Jennifer Lopez in Ugg boots zz/John Nacion/STAR MAX/IPx

The popularization of the term “ugg boot” is generally tied to Australia’s 1960s surf culture. The fleece-lined sheepskin boots eventually made their way to California, where they began showing up in surf shops in the 1970s. Australian entrepreneur Brian Smith registered “Ugg” as a brand in the U.S. in the 1980s. Smith sold Ugg Holdings to Deckers in the mid-90s.

Deckers holds the trademark for “Ugg” in more than 130 countries today. In Australia, it only holds the trademark for its distinctive “Ugg” logo, but not for the term itself.

Ugg has grown to become Deckers’ largest brand. Celebrities from Oprah Winfrey and Tom Brady to Serena Williams and Jennifer Lopez have donned its iconic boots. While others have struggled to weather the coronavirus pandemic, Ugg has thrived.
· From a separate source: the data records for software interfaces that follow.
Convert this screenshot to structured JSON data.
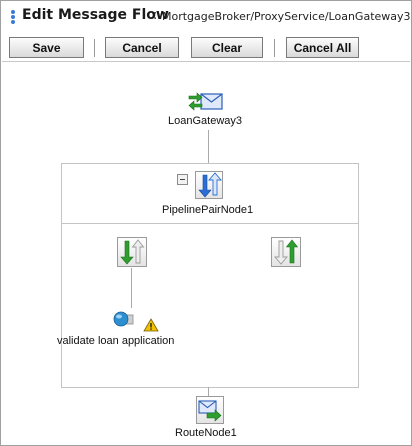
{
  "header": {
    "title": "Edit Message Flow",
    "separator": ":",
    "path": "MortgageBroker/ProxyService/LoanGateway3"
  },
  "toolbar": {
    "save_label": "Save",
    "cancel_label": "Cancel",
    "clear_label": "Clear",
    "cancel_all_label": "Cancel All"
  },
  "flow": {
    "start_node": {
      "label": "LoanGateway3",
      "icon": "proxy-service-envelope-icon"
    },
    "pipeline_pair": {
      "label": "PipelinePairNode1",
      "icon": "pipeline-pair-icon",
      "collapse_icon": "minus-icon"
    },
    "request_pipeline": {
      "icon": "request-pipeline-icon"
    },
    "response_pipeline": {
      "icon": "response-pipeline-icon"
    },
    "stage": {
      "label": "validate loan application",
      "icon": "stage-icon",
      "warning_icon": "warning-icon"
    },
    "route_node": {
      "label": "RouteNode1",
      "icon": "route-node-icon"
    }
  },
  "colors": {
    "blue_arrow": "#2b6fd6",
    "green_arrow": "#2e9e2e",
    "warning": "#f2c200"
  }
}
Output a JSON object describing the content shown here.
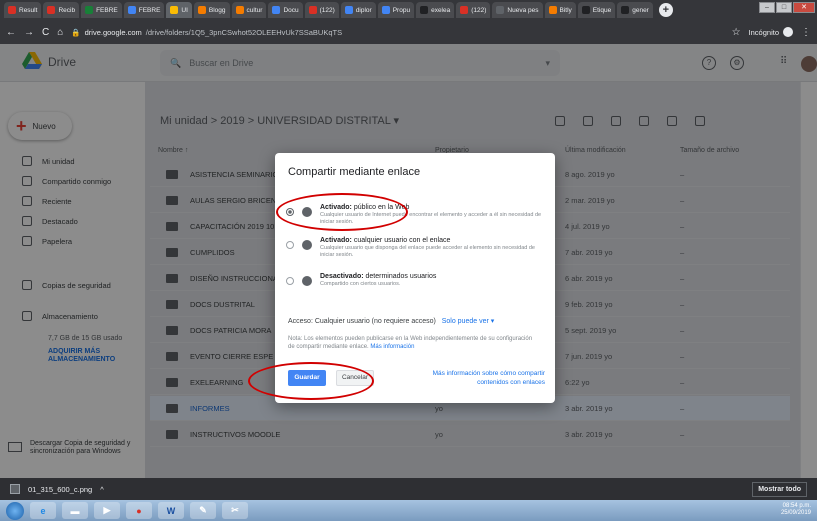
{
  "browser": {
    "tabs": [
      {
        "label": "Result",
        "color": "#d93025"
      },
      {
        "label": "Recib",
        "color": "#d93025"
      },
      {
        "label": "FEBRE",
        "color": "#188038"
      },
      {
        "label": "FEBRE",
        "color": "#4285f4"
      },
      {
        "label": "UI",
        "color": "#fbbc04",
        "active": true
      },
      {
        "label": "Blogg",
        "color": "#f57c00"
      },
      {
        "label": "cultur",
        "color": "#f57c00"
      },
      {
        "label": "Docu",
        "color": "#4285f4"
      },
      {
        "label": "(122)",
        "color": "#d93025"
      },
      {
        "label": "diplor",
        "color": "#4285f4"
      },
      {
        "label": "Propu",
        "color": "#4285f4"
      },
      {
        "label": "exelea",
        "color": "#202124"
      },
      {
        "label": "(122)",
        "color": "#d93025"
      },
      {
        "label": "Nueva pes",
        "color": "#5f6368"
      },
      {
        "label": "Bitly",
        "color": "#f57c00"
      },
      {
        "label": "Etique",
        "color": "#202124"
      },
      {
        "label": "gener",
        "color": "#202124"
      }
    ],
    "url_host": "drive.google.com",
    "url_path": "/drive/folders/1Q5_3pnCSwhot52OLEEHvUk7SSaBUKqTS",
    "mode_label": "Incógnito"
  },
  "drive": {
    "brand": "Drive",
    "search_placeholder": "Buscar en Drive",
    "new_label": "Nuevo",
    "sidebar": [
      {
        "label": "Mi unidad",
        "icon": "my-drive-icon"
      },
      {
        "label": "Compartido conmigo",
        "icon": "shared-icon"
      },
      {
        "label": "Reciente",
        "icon": "clock-icon"
      },
      {
        "label": "Destacado",
        "icon": "star-icon"
      },
      {
        "label": "Papelera",
        "icon": "trash-icon"
      },
      {
        "label": "Copias de seguridad",
        "icon": "backup-icon"
      },
      {
        "label": "Almacenamiento",
        "icon": "storage-icon"
      }
    ],
    "storage_text": "7,7 GB de 15 GB usado",
    "storage_link": "ADQUIRIR MÁS ALMACENAMIENTO",
    "download_text": "Descargar Copia de seguridad y sincronización para Windows",
    "breadcrumb": "Mi unidad  >  2019  >  UNIVERSIDAD DISTRITAL  ▾",
    "columns": {
      "name": "Nombre  ↑",
      "owner": "Propietario",
      "modified": "Última modificación",
      "size": "Tamaño de archivo"
    },
    "rows": [
      {
        "name": "ASISTENCIA SEMINARIO",
        "owner": "",
        "modified": "8 ago. 2019 yo",
        "size": "–"
      },
      {
        "name": "AULAS SERGIO BRICENO",
        "owner": "",
        "modified": "2 mar. 2019 yo",
        "size": "–"
      },
      {
        "name": "CAPACITACIÓN 2019 10",
        "owner": "",
        "modified": "4 jul. 2019 yo",
        "size": "–"
      },
      {
        "name": "CUMPLIDOS",
        "owner": "",
        "modified": "7 abr. 2019 yo",
        "size": "–"
      },
      {
        "name": "DISEÑO INSTRUCCIONAL",
        "owner": "",
        "modified": "6 abr. 2019 yo",
        "size": "–"
      },
      {
        "name": "DOCS DUSTRITAL",
        "owner": "",
        "modified": "9 feb. 2019 yo",
        "size": "–"
      },
      {
        "name": "DOCS PATRICIA MORA",
        "owner": "",
        "modified": "5 sept. 2019 yo",
        "size": "–"
      },
      {
        "name": "EVENTO CIERRE ESPE",
        "owner": "",
        "modified": "7 jun. 2019 yo",
        "size": "–"
      },
      {
        "name": "EXELEARNING",
        "owner": "",
        "modified": "6:22 yo",
        "size": "–"
      },
      {
        "name": "INFORMES",
        "owner": "yo",
        "modified": "3 abr. 2019 yo",
        "size": "–",
        "selected": true
      },
      {
        "name": "INSTRUCTIVOS MOODLE",
        "owner": "yo",
        "modified": "3 abr. 2019 yo",
        "size": "–"
      }
    ]
  },
  "dialog": {
    "title": "Compartir mediante enlace",
    "options": [
      {
        "title_bold": "Activado:",
        "title_rest": " público en la Web",
        "desc": "Cualquier usuario de Internet puede encontrar el elemento y acceder a él sin necesidad de iniciar sesión.",
        "selected": true
      },
      {
        "title_bold": "Activado:",
        "title_rest": " cualquier usuario con el enlace",
        "desc": "Cualquier usuario que disponga del enlace puede acceder al elemento sin necesidad de iniciar sesión.",
        "selected": false
      },
      {
        "title_bold": "Desactivado:",
        "title_rest": " determinados usuarios",
        "desc": "Compartido con ciertos usuarios.",
        "selected": false
      }
    ],
    "access_label": "Acceso:  Cualquier usuario (no requiere acceso)",
    "access_link": "Solo puede ver  ▾",
    "note": "Nota: Los elementos pueden publicarse en la Web independientemente de su configuración de compartir mediante enlace.",
    "note_link": "Más información",
    "save": "Guardar",
    "cancel": "Cancelar",
    "more_link": "Más información sobre cómo compartir contenidos con enlaces"
  },
  "downloads": {
    "file": "01_315_600_c.png",
    "show_all": "Mostrar todo"
  },
  "taskbar": {
    "time": "08:54 p.m.",
    "date": "25/09/2019"
  }
}
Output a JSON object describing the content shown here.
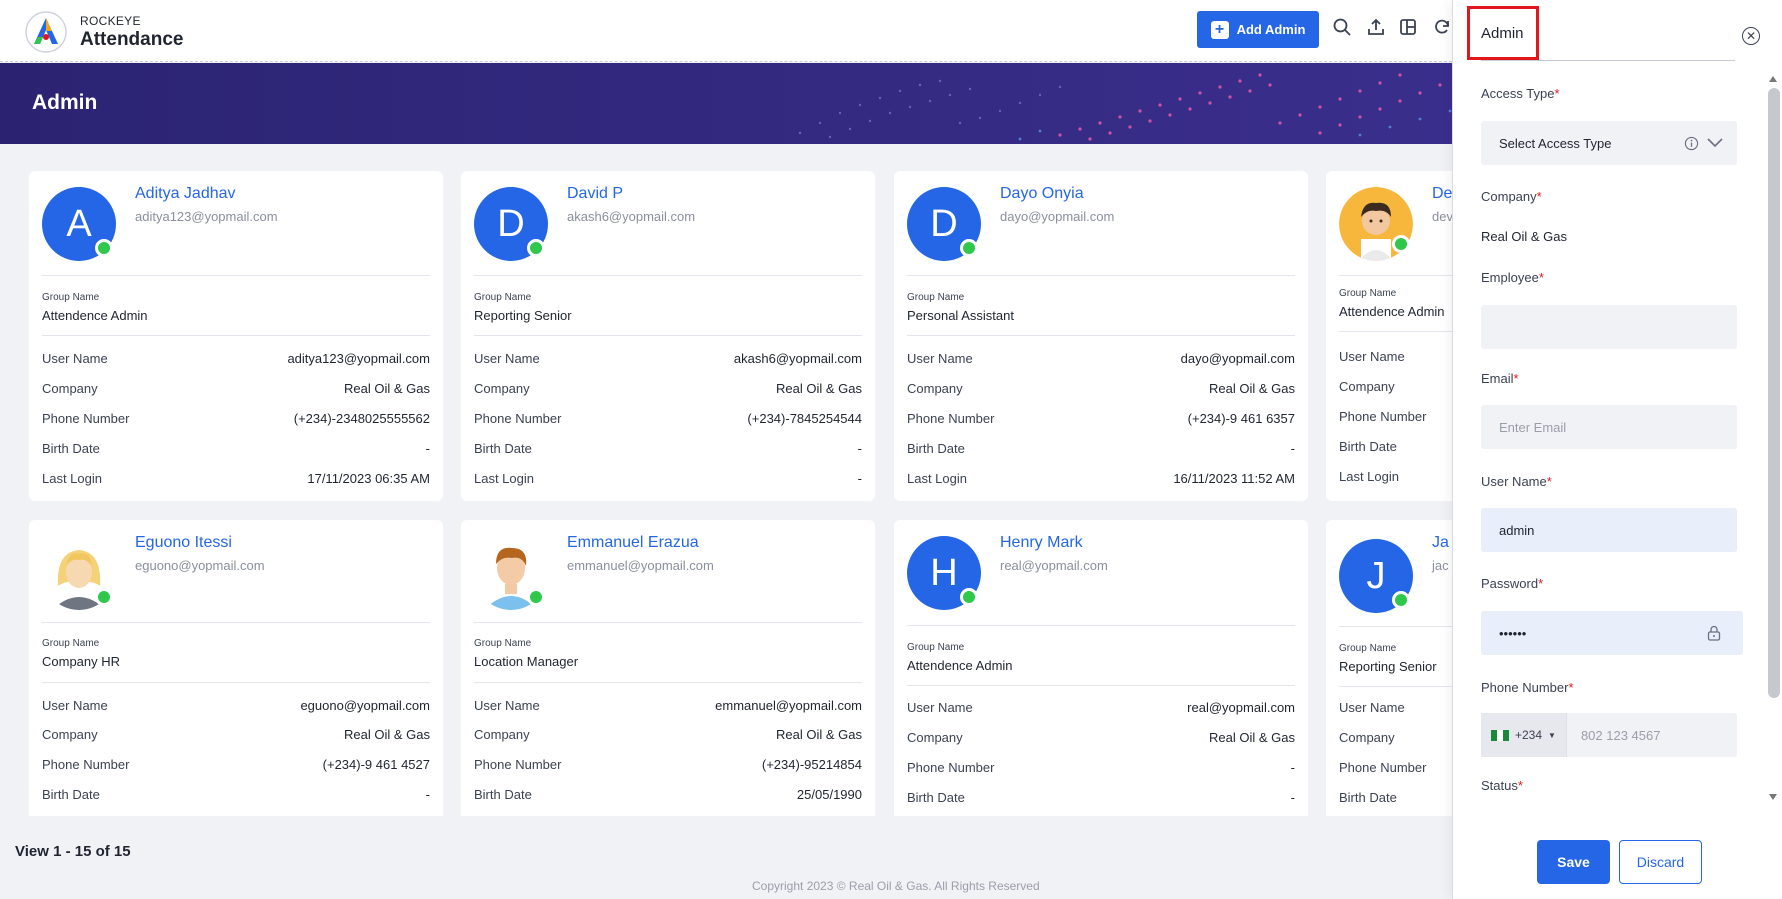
{
  "header": {
    "brand_top": "ROCKEYE",
    "brand_name": "Attendance",
    "add_admin_label": "Add Admin"
  },
  "banner": {
    "title": "Admin"
  },
  "card_labels": {
    "group_name": "Group Name",
    "user_name": "User Name",
    "company": "Company",
    "phone_number": "Phone Number",
    "birth_date": "Birth Date",
    "last_login": "Last Login"
  },
  "cards": [
    {
      "initial": "A",
      "name": "Aditya Jadhav",
      "email": "aditya123@yopmail.com",
      "group": "Attendence Admin",
      "user_name": "aditya123@yopmail.com",
      "company": "Real Oil & Gas",
      "phone": "(+234)-2348025555562",
      "birth": "-",
      "last_login": "17/11/2023 06:35 AM"
    },
    {
      "initial": "D",
      "name": "David P",
      "email": "akash6@yopmail.com",
      "group": "Reporting Senior",
      "user_name": "akash6@yopmail.com",
      "company": "Real Oil & Gas",
      "phone": "(+234)-7845254544",
      "birth": "-",
      "last_login": "-"
    },
    {
      "initial": "D",
      "name": "Dayo Onyia",
      "email": "dayo@yopmail.com",
      "group": "Personal Assistant",
      "user_name": "dayo@yopmail.com",
      "company": "Real Oil & Gas",
      "phone": "(+234)-9 461 6357",
      "birth": "-",
      "last_login": "16/11/2023 11:52 AM"
    },
    {
      "initial": "",
      "name": "De",
      "email": "dev",
      "group": "Attendence Admin",
      "user_name": "",
      "company": "",
      "phone": "",
      "birth": "",
      "last_login": ""
    },
    {
      "initial": "",
      "name": "Eguono Itessi",
      "email": "eguono@yopmail.com",
      "group": "Company HR",
      "user_name": "eguono@yopmail.com",
      "company": "Real Oil & Gas",
      "phone": "(+234)-9 461 4527",
      "birth": "-"
    },
    {
      "initial": "",
      "name": "Emmanuel Erazua",
      "email": "emmanuel@yopmail.com",
      "group": "Location Manager",
      "user_name": "emmanuel@yopmail.com",
      "company": "Real Oil & Gas",
      "phone": "(+234)-95214854",
      "birth": "25/05/1990"
    },
    {
      "initial": "H",
      "name": "Henry Mark",
      "email": "real@yopmail.com",
      "group": "Attendence Admin",
      "user_name": "real@yopmail.com",
      "company": "Real Oil & Gas",
      "phone": "-",
      "birth": "-"
    },
    {
      "initial": "J",
      "name": "Ja",
      "email": "jac",
      "group": "Reporting Senior",
      "user_name": "",
      "company": "",
      "phone": "",
      "birth": ""
    }
  ],
  "footer": {
    "view_count": "View 1 - 15 of 15",
    "copyright": "Copyright 2023 © Real Oil & Gas. All Rights Reserved"
  },
  "panel": {
    "title": "Admin",
    "access_type_label": "Access Type",
    "access_type_placeholder": "Select Access Type",
    "company_label": "Company",
    "company_value": "Real Oil & Gas",
    "employee_label": "Employee",
    "email_label": "Email",
    "email_placeholder": "Enter Email",
    "username_label": "User Name",
    "username_value": "admin",
    "password_label": "Password",
    "password_value": "••••••",
    "phone_label": "Phone Number",
    "phone_code": "+234",
    "phone_placeholder": "802 123 4567",
    "status_label": "Status",
    "required_mark": "*",
    "save_label": "Save",
    "discard_label": "Discard"
  },
  "colors": {
    "accent": "#2466e6",
    "banner": "#2b2372",
    "online": "#2fc84a",
    "highlight": "#e2161d"
  }
}
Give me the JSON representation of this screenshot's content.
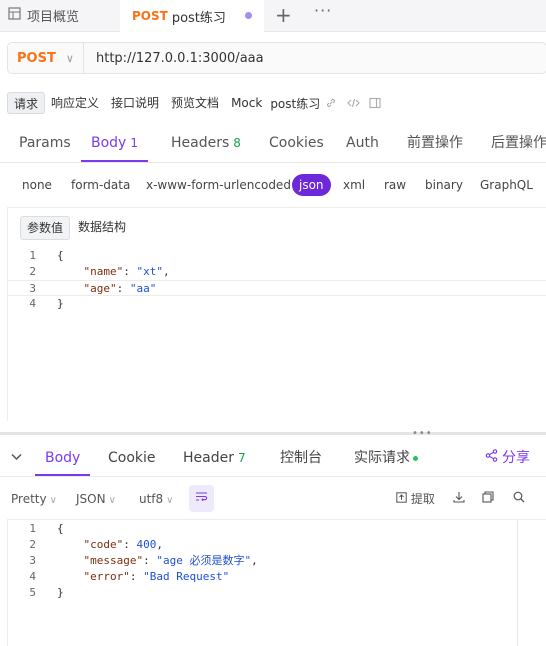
{
  "tabs": {
    "overview": "项目概览",
    "active_method": "POST",
    "active_title": "post练习",
    "plus": "+",
    "more": "···"
  },
  "request": {
    "method": "POST",
    "url": "http://127.0.0.1:3000/aaa"
  },
  "subtabs": {
    "items": [
      "请求",
      "响应定义",
      "接口说明",
      "预览文档",
      "Mock"
    ],
    "name": "post练习"
  },
  "param_tabs": [
    {
      "label": "Params",
      "count": ""
    },
    {
      "label": "Body",
      "count": "1"
    },
    {
      "label": "Headers",
      "count": "8"
    },
    {
      "label": "Cookies",
      "count": ""
    },
    {
      "label": "Auth",
      "count": ""
    },
    {
      "label": "前置操作",
      "count": ""
    },
    {
      "label": "后置操作",
      "count": ""
    }
  ],
  "body_types": [
    "none",
    "form-data",
    "x-www-form-urlencoded",
    "json",
    "xml",
    "raw",
    "binary",
    "GraphQL"
  ],
  "editor": {
    "seg_active": "参数值",
    "seg_other": "数据结构",
    "lines": [
      {
        "n": "1",
        "text": "{"
      },
      {
        "n": "2",
        "key": "\"name\"",
        "val": "\"xt\"",
        "tail": ","
      },
      {
        "n": "3",
        "key": "\"age\"",
        "val": "\"aa\"",
        "tail": ""
      },
      {
        "n": "4",
        "text": "}"
      }
    ]
  },
  "response_tabs": [
    {
      "label": "Body",
      "count": ""
    },
    {
      "label": "Cookie",
      "count": ""
    },
    {
      "label": "Header",
      "count": "7"
    },
    {
      "label": "控制台",
      "count": ""
    },
    {
      "label": "实际请求",
      "count": ""
    }
  ],
  "share_label": "分享",
  "response_toolbar": {
    "format": "Pretty",
    "lang": "JSON",
    "encoding": "utf8",
    "extract": "提取"
  },
  "response_body": {
    "lines": [
      {
        "n": "1",
        "text": "{"
      },
      {
        "n": "2",
        "key": "\"code\"",
        "val": "400",
        "tail": ","
      },
      {
        "n": "3",
        "key": "\"message\"",
        "val": "\"age 必须是数字\"",
        "tail": ","
      },
      {
        "n": "4",
        "key": "\"error\"",
        "val": "\"Bad Request\"",
        "tail": ""
      },
      {
        "n": "5",
        "text": "}"
      }
    ]
  },
  "colors": {
    "accent": "#7c3aed",
    "method": "#f97316",
    "count_green": "#16a34a"
  }
}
For the nine months ended Dec. 31, net sales grew 6.9 percent to $1.42 billion.